In the professional ranks, and often in college, winning always wins.
A player gets arrested for driving under the influence: He plays.
Another player gets into a domestic scuffle with his wife: He plays too.
But in high school, when players violate team rules, they need to sit. Playing high school athletics is a privilege, not a right, and some kids need to learn that the hard way.
Two such athletes from Gainesville had to deal with that harsh reality last Monday during the first round of Lanierland. While I won’t name names – they know who they are – these two players violated team rules and sat on the bench throughout the duration of the Red Elephants’ thrilling come-from-behind win.
Sitting these two players was not easy.
With his team struggling mightily against the Spartans, Gainesville coach Todd Cottrell could have easily thrown his morals to the side and inserted two of his better players. When the Red Elephants got down by 26 points, it would have been tempting to look at one of your best shooters and tell him he could go in. What he did to earn the disciplinary action was forgiven. Winning this game was much more important.
But that’s not what happened. That’s not what high school sports are all about.
As much as winning this prestigious tournament means to all the teams in Hall County, it’s imperative that it doesn’t come with a win-at-all-costs mentality. Sometimes lessons need to be taught at tough times.
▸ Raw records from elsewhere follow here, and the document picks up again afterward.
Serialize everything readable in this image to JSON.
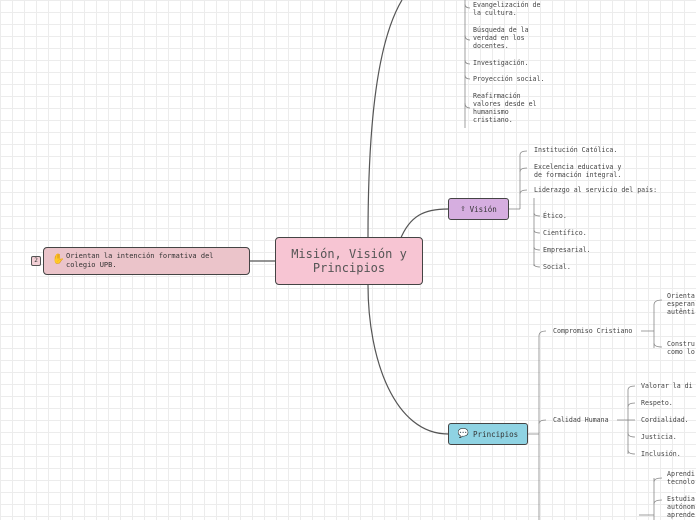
{
  "central": {
    "title": "Misión, Visión y Principios"
  },
  "left": {
    "text": "Orientan la intención formativa del\ncolegio UPB.",
    "badge": "2",
    "icon": "hand-icon"
  },
  "top_items": [
    "Evangelización de\nla cultura.",
    "Búsqueda de la\nverdad en los\ndocentes.",
    "Investigación.",
    "Proyección social.",
    "Reafirmación\nvalores desde el\nhumanismo\ncristiano."
  ],
  "vision": {
    "label": "Visión",
    "icon": "upload-icon",
    "items": [
      "Institución Católica.",
      "Excelencia educativa y\nde formación integral.",
      "Liderazgo al servicio del país:"
    ],
    "sub_items": [
      "Ético.",
      "Científico.",
      "Empresarial.",
      "Social."
    ]
  },
  "principles": {
    "label": "Principios",
    "icon": "chat-icon",
    "compromiso": {
      "label": "Compromiso Cristiano",
      "items": [
        "Orienta\nesperan\nautênti",
        "Constru\ncomo lo"
      ]
    },
    "calidad": {
      "label": "Calidad Humana",
      "items": [
        "Valorar la di",
        "Respeto.",
        "Cordialidad.",
        "Justicia.",
        "Inclusión."
      ]
    },
    "bottom_items": [
      "Aprendi\ntecnolo",
      "Estudia\nautónom\naprende"
    ]
  }
}
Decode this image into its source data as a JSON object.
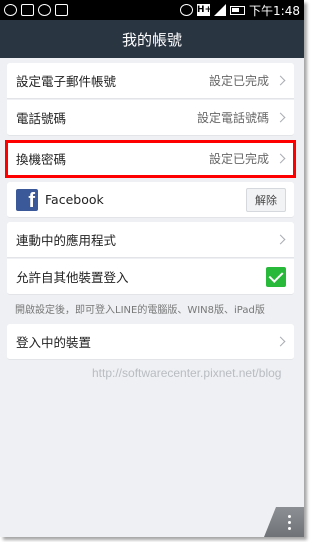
{
  "status_bar": {
    "time": "下午1:48",
    "network": "H+"
  },
  "header": {
    "title": "我的帳號"
  },
  "rows": {
    "email": {
      "label": "設定電子郵件帳號",
      "value": "設定已完成"
    },
    "phone": {
      "label": "電話號碼",
      "value": "設定電話號碼"
    },
    "password": {
      "label": "換機密碼",
      "value": "設定已完成"
    },
    "facebook": {
      "label": "Facebook",
      "button": "解除",
      "logo": "f"
    },
    "linked_apps": {
      "label": "連動中的應用程式"
    },
    "allow_login": {
      "label": "允許自其他裝置登入",
      "checked": true
    },
    "devices": {
      "label": "登入中的裝置"
    }
  },
  "note": "開啟設定後，即可登入LINE的電腦版、WIN8版、iPad版",
  "watermark": "http://softwarecenter.pixnet.net/blog",
  "colors": {
    "header_bg": "#2a3542",
    "highlight": "#ff0000",
    "facebook": "#3b5998",
    "check": "#28b83a"
  }
}
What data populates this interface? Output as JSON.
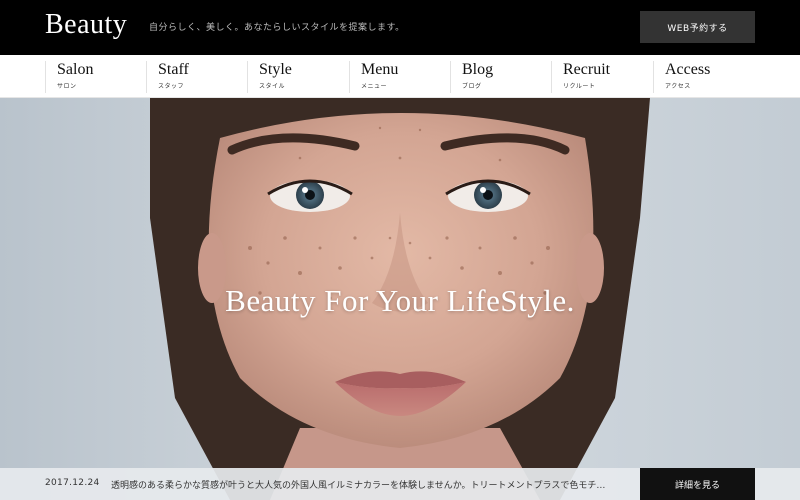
{
  "header": {
    "logo": "Beauty",
    "tagline": "自分らしく、美しく。あなたらしいスタイルを提案します。",
    "reserve_label": "WEB予約する"
  },
  "nav": {
    "items": [
      {
        "en": "Salon",
        "jp": "サロン"
      },
      {
        "en": "Staff",
        "jp": "スタッフ"
      },
      {
        "en": "Style",
        "jp": "スタイル"
      },
      {
        "en": "Menu",
        "jp": "メニュー"
      },
      {
        "en": "Blog",
        "jp": "ブログ"
      },
      {
        "en": "Recruit",
        "jp": "リクルート"
      },
      {
        "en": "Access",
        "jp": "アクセス"
      }
    ]
  },
  "hero": {
    "title": "Beauty For Your LifeStyle."
  },
  "news": {
    "date": "2017.12.24",
    "text": "透明感のある柔らかな質感が叶うと大人気の外国人風イルミナカラーを体験しませんか。トリートメントプラスで色モチ…",
    "button_label": "詳細を見る"
  },
  "colors": {
    "header_bg": "#000000",
    "button_bg": "#333333",
    "news_button_bg": "#111111"
  }
}
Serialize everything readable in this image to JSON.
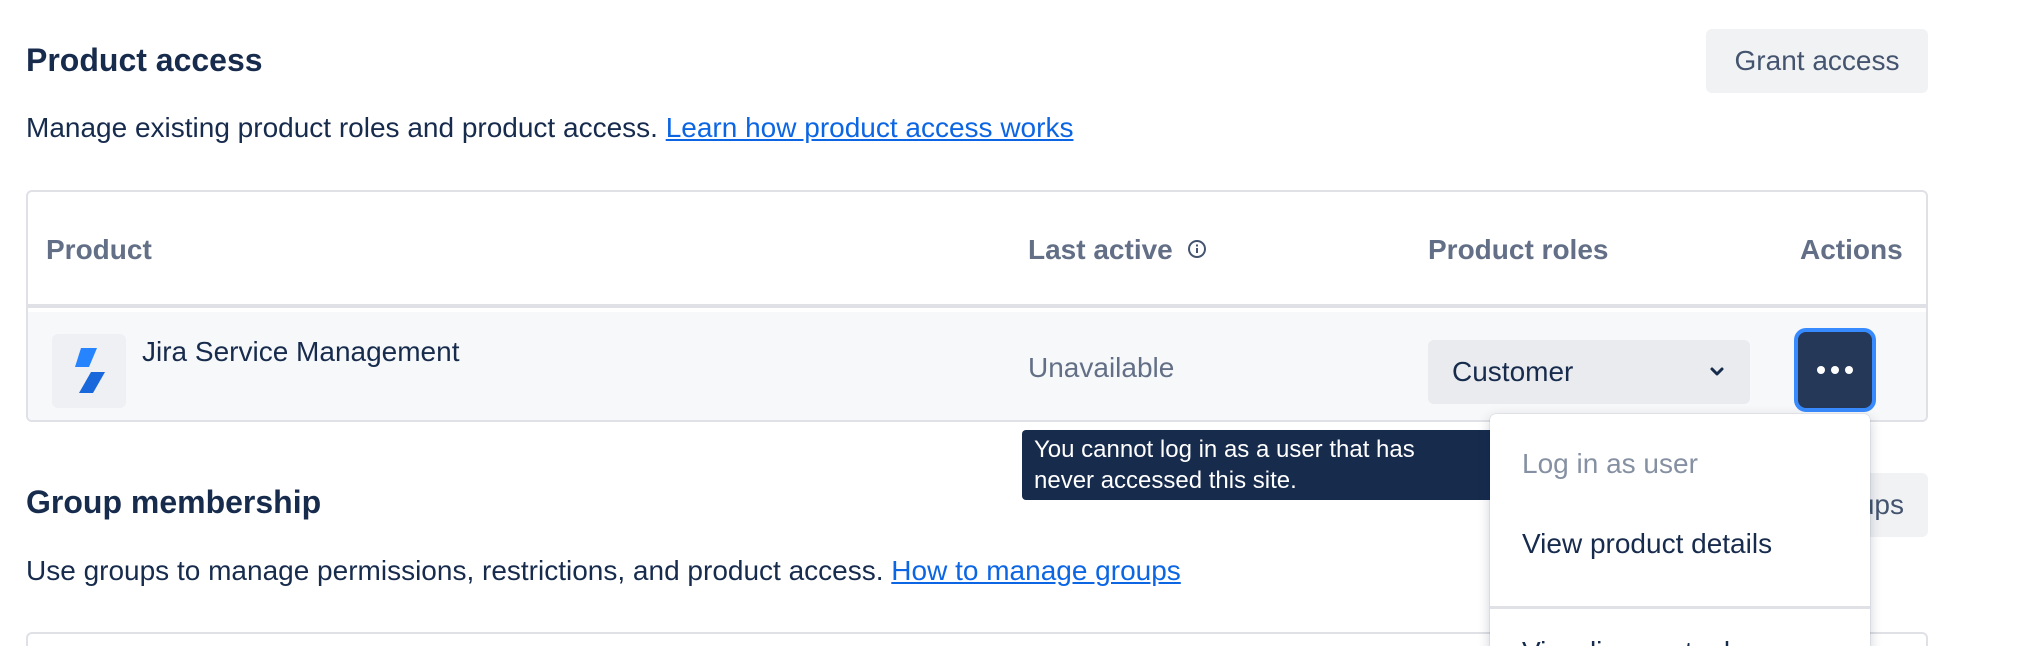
{
  "product_access": {
    "title": "Product access",
    "grant_button": "Grant access",
    "description": "Manage existing product roles and product access.",
    "learn_link": "Learn how product access works"
  },
  "table": {
    "headers": {
      "product": "Product",
      "last_active": "Last active",
      "product_roles": "Product roles",
      "actions": "Actions"
    },
    "row": {
      "product": "Jira Service Management",
      "last_active": "Unavailable",
      "role": "Customer"
    }
  },
  "tooltip": {
    "line1": "You cannot log in as a user that has",
    "line2": "never accessed this site."
  },
  "menu": {
    "items": [
      "Log in as user",
      "View product details",
      "View license tools"
    ]
  },
  "group_membership": {
    "title": "Group membership",
    "button_partial": "ups",
    "description": "Use groups to manage permissions, restrictions, and product access.",
    "manage_link": "How to manage groups"
  },
  "colors": {
    "link": "#0c66e4",
    "brand_icon": "#2684ff",
    "actions_button": "#253858",
    "focus_ring": "#388bff"
  }
}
That’s what makes high school athletics, specifically the role of the high school coach, much more important than its collegiate and professional counterparts.
High school coaches are there to teach not only the game, but also life lessons.
When asked why he kept two of his star players on the bench while his team was basically getting waxed, Cottrell made his stand clear in just five words: “We have to do right.”
Those words might not seem all that powerful, but the actions were.
With two of his best players on the bench, the Red Elephants rallied from a 26-point deficit largely due to the play of two guys, senior Javez Warren and sophomore Tray Harrison, whose playing time would have decreased exponentially had the other two players been available.
Sitting the stars not only set an example, but it also instilled confidence and displayed trust in the rest of the team. It proved they could get it done, no matter how large the deficit, no matter how talented the opposition.
That lesson could prove to be more important basketball-wise to a team with playoff aspirations, but I can guarantee you it’s not as important as taking the stand for what’s right and what’s wrong.
I have no idea what these two players did to violate the team rules, and frankly it’s not important. What is important is that they learn from their mistakes and never do it again.
After watching their looks of utter disappointment before, during and after the game, something tells me they will.
Jonathan Zopf is a sports writer for The Times. Follow him at twitter.com/gtimesjzopf.